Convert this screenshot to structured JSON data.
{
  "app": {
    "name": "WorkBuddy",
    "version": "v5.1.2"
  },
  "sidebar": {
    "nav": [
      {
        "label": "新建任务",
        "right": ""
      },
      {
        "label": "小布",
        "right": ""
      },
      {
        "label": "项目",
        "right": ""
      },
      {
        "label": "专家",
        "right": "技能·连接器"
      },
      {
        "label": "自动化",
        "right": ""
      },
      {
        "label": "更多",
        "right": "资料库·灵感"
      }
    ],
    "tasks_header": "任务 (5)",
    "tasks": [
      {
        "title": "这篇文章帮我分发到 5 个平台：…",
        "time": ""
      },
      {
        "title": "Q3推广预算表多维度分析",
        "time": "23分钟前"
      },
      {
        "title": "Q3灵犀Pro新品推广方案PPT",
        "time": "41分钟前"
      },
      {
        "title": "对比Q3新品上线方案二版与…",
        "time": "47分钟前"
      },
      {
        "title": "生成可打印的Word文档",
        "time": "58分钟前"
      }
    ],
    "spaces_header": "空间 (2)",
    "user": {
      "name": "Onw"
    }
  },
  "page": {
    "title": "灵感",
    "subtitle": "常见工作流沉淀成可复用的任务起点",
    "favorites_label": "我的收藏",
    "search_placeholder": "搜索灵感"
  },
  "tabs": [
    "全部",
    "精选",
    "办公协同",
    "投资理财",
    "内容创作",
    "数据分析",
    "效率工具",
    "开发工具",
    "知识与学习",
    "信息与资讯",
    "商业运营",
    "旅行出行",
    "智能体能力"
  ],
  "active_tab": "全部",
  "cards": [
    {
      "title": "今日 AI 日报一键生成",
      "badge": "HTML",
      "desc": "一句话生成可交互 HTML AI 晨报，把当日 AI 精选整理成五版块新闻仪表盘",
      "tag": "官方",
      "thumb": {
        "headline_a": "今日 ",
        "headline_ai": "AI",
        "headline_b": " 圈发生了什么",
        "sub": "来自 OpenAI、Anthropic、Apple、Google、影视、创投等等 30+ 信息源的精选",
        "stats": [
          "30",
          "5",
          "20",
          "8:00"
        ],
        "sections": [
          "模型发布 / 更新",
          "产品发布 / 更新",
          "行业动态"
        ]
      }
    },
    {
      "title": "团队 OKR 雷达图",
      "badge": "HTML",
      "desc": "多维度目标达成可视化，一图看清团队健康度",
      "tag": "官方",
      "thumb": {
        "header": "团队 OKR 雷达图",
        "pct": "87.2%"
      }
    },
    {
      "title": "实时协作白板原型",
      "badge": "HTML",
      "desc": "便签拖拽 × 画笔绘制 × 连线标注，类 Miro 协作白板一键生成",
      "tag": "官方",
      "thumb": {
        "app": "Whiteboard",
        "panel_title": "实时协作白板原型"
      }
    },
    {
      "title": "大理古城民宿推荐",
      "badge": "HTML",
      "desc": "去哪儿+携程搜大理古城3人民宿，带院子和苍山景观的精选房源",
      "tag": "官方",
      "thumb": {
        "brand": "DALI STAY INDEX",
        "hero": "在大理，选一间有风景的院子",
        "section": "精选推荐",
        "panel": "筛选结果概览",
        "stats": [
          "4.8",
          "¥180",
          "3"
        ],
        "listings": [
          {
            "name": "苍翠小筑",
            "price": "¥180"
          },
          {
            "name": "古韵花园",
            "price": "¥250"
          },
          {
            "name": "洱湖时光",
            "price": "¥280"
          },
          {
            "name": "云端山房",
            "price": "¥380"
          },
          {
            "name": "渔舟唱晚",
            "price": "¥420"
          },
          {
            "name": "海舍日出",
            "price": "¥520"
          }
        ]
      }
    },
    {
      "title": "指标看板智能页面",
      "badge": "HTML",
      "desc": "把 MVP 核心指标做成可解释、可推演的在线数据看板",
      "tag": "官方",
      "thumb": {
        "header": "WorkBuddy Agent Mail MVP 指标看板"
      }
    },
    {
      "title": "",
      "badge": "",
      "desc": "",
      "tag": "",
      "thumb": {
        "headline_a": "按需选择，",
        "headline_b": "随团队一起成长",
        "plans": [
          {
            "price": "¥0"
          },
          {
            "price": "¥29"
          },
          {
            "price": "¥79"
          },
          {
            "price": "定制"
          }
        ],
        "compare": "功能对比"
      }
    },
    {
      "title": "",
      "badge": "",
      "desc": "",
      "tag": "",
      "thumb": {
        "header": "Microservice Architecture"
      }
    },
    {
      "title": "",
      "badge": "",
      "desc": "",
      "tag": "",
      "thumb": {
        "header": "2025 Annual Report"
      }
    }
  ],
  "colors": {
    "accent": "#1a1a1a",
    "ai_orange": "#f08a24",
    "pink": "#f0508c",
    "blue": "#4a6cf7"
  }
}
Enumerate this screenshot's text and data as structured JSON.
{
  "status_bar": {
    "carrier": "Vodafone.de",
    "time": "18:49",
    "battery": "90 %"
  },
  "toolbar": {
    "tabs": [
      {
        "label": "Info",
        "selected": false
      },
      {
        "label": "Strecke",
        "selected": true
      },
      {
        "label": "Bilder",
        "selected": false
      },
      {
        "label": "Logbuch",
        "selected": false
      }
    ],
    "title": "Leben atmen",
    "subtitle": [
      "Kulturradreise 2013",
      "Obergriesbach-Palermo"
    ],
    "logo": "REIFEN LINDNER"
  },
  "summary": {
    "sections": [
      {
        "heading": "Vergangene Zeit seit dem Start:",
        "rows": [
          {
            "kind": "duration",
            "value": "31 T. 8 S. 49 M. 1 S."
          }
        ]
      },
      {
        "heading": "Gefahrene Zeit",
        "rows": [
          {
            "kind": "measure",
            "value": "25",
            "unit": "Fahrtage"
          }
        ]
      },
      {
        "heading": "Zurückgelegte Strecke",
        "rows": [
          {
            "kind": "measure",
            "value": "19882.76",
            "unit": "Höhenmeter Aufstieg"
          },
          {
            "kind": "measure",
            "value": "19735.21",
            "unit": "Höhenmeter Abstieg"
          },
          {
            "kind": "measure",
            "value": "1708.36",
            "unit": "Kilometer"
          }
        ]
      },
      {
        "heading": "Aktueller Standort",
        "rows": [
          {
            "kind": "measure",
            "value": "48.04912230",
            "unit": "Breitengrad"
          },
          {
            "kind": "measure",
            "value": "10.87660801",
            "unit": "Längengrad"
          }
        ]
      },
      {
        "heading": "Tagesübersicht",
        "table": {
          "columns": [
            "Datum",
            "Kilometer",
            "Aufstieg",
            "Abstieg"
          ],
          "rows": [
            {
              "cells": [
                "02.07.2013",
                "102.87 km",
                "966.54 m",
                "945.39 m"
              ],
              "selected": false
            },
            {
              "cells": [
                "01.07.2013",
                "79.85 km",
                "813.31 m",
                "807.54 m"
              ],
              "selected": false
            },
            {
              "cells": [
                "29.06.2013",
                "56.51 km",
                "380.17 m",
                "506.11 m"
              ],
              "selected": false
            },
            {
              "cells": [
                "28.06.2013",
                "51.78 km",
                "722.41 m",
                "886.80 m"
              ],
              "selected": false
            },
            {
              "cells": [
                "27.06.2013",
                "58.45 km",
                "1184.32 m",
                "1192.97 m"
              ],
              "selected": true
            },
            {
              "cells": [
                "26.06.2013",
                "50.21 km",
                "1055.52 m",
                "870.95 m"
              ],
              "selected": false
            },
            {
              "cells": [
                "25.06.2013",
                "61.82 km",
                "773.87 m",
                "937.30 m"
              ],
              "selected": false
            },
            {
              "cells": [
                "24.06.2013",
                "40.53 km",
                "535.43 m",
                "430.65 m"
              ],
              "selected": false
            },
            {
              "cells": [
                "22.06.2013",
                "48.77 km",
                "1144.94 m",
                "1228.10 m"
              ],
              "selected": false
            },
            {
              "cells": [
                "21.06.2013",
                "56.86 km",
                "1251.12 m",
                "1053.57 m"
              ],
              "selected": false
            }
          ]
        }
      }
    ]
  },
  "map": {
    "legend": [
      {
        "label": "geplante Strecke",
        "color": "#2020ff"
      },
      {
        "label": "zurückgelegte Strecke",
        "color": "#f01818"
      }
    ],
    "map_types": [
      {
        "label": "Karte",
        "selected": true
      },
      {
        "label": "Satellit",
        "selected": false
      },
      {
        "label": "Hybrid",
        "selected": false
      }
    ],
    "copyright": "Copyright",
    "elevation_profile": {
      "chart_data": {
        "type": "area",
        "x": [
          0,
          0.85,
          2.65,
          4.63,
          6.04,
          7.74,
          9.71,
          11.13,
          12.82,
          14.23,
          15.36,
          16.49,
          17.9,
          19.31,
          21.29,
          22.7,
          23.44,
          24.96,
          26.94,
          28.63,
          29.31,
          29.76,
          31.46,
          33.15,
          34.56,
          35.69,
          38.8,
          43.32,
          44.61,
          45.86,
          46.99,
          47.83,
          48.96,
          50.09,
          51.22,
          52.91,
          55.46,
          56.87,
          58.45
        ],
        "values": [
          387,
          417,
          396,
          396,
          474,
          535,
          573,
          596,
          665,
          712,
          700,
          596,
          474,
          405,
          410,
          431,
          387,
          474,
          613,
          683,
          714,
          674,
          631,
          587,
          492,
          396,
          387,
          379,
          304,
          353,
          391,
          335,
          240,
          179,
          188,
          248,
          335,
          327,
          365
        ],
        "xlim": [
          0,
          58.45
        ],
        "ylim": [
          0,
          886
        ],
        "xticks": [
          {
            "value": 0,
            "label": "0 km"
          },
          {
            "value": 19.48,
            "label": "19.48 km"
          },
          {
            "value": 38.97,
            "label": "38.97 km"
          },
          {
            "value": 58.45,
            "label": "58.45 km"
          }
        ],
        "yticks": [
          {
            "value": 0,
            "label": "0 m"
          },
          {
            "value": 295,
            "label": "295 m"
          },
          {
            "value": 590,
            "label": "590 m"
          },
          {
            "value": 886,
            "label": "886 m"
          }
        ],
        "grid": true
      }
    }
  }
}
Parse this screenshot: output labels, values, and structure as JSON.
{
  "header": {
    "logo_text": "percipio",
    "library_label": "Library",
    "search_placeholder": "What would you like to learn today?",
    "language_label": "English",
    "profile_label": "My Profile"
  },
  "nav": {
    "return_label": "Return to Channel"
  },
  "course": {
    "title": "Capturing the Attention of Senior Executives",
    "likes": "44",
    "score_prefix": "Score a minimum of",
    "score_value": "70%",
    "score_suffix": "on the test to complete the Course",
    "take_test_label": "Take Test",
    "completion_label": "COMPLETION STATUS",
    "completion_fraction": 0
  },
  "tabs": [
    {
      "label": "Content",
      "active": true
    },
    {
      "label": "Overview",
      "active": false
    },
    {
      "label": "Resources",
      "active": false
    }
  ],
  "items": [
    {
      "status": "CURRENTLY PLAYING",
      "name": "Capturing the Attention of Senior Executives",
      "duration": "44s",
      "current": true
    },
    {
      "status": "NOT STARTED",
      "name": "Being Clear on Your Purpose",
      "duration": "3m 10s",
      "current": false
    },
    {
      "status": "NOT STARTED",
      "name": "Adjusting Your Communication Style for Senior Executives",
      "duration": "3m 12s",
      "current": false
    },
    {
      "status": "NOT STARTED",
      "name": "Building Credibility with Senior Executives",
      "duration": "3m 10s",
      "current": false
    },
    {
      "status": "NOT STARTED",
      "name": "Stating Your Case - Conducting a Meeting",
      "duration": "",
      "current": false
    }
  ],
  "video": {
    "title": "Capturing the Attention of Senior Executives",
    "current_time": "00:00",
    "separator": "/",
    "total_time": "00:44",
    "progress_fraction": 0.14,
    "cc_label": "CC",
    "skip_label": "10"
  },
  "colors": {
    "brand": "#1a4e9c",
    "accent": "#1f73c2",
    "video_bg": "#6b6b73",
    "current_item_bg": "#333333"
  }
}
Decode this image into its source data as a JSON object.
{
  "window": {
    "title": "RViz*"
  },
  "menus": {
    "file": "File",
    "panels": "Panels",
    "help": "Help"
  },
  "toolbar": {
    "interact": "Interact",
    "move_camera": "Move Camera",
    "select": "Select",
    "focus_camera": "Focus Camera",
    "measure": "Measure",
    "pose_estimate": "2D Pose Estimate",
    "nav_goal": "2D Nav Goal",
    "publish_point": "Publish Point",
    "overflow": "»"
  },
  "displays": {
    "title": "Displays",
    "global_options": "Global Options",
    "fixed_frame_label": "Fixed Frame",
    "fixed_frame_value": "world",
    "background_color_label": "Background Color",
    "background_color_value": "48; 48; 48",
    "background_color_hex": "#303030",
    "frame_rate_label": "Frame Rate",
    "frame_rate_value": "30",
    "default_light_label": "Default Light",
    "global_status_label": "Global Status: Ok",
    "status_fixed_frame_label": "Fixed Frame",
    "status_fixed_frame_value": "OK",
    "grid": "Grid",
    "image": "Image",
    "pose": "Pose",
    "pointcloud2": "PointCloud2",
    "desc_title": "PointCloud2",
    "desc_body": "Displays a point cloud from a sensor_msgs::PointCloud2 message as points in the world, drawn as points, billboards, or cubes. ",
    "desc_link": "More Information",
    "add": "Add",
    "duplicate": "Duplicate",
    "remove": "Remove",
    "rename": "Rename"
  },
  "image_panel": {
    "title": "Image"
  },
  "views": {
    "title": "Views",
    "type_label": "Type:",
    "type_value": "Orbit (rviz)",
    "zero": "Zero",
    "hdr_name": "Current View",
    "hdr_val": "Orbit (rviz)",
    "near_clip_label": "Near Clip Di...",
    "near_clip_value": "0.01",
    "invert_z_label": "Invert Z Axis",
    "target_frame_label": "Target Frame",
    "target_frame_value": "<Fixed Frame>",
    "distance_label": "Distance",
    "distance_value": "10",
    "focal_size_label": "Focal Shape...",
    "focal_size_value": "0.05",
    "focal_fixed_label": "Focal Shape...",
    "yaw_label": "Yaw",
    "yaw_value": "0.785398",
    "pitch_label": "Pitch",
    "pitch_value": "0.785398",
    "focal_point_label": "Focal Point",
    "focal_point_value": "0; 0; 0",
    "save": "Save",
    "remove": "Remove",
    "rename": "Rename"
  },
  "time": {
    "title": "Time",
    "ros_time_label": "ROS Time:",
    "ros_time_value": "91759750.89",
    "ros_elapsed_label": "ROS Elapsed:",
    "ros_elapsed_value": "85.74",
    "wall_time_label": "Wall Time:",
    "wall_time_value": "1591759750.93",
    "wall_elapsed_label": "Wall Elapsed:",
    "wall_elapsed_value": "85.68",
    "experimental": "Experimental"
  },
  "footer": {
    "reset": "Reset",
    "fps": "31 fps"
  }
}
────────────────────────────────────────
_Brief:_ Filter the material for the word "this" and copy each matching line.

_Final answer:_
Convert this screenshot to structured JSON data.
Enumerate this screenshot's text and data as structured JSON.
Parse this screenshot: output labels, values, and structure as JSON.
Decode this image into its source data as a JSON object.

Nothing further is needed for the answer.